In 1982, when I was a freshman, Prof. Gould was gravely ill with abdominal mesothelioma, a disease that was generally regarded as fatal. Prodded by my father, who admired Gould's Natural History essays, I registered for Science B-16, "History of Life," Prof. Gould's large lecture course in Harvard's core curriculum. I was not accepted into the course. Few if any freshmen were--the course had always been popular, and it was generally believed that this would be the last time Prof. Gould would offer it.

But it wasn't. The following year, Prof. Gould offered the course again, and this time I was accepted. There is no question that Prof. Gould was still suffering the effects of his illness--he was uncharacteristically thin, and the one time that I dared to venture to his office hours (to ask him to sign a book for my father, a request to which he graciously acceded), he was plainly tired and unwell. Yet within the classroom he was powerful, lively, an almost impossibly dynamic blend of intellect and personality whose lectures seemed to span the full range of human endeavor, from history to philosophy to science to baseball to popular culture and on and on, always in pursuit of a finely wrought point. By comparison, my other classes were mostly pallid exercises.

To me, Prof. Gould seemed to personify the ideal of the modern intellectual. I treasured those hours in his lectures, sought to absorb them into the core of my being, to preserve in my mind some of the light from the intellectual sparks that flew around the classroom. There was a certain desperation to the endeavor, because it was still widely assumed that Prof. Gould soon would succumb to his illness. It never occurred to me that he would survive into the new millennium (a temporal landmark the significance of which Prof. Gould himself questioned).

After my sophomore year, I proceeded with my history studies; following graduation, I enrolled in graduate school in history and in law school at the University of Pennsylvania, and from there I followed a twisting path for several years that ultimately led to my present teaching job. Somewhere along the way, I stopped reading Prof. Gould's columns in Natural History. But when I think back on my college days, I cannot recall any moments of greater intellectual excitement than when I sat spellbound in a giant Science Center classroom, listening to a small, sickly man hold forth enthusiastically on pandas' thumbs, comet impacts, the disappearance of the .400 hitter, the central implausibility of "Attack of the Fifty-Foot Woman," life, the universe, and everything.

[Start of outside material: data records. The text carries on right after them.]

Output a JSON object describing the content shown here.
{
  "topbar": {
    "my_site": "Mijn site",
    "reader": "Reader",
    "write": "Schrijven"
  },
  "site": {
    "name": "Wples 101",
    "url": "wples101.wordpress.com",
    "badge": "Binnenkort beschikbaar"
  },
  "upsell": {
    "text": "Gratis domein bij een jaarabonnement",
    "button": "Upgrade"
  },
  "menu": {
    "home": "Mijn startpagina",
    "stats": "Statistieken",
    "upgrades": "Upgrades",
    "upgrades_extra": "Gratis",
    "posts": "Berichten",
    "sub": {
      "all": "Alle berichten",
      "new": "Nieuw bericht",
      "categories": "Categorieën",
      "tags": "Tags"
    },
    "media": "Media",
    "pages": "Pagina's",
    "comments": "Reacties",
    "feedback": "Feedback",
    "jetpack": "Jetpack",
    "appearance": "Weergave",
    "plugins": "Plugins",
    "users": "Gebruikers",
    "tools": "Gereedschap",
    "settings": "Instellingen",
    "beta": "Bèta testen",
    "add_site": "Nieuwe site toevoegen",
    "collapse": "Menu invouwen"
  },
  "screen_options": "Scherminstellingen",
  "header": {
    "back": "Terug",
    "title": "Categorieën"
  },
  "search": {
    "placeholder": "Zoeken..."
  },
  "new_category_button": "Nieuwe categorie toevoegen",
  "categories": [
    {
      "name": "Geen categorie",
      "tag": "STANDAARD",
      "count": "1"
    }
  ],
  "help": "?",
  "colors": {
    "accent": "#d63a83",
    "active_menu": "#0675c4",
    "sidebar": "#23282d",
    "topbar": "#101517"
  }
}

(Update: Prof. Gould is remembered in an editorial in today's New York Times (free registration required).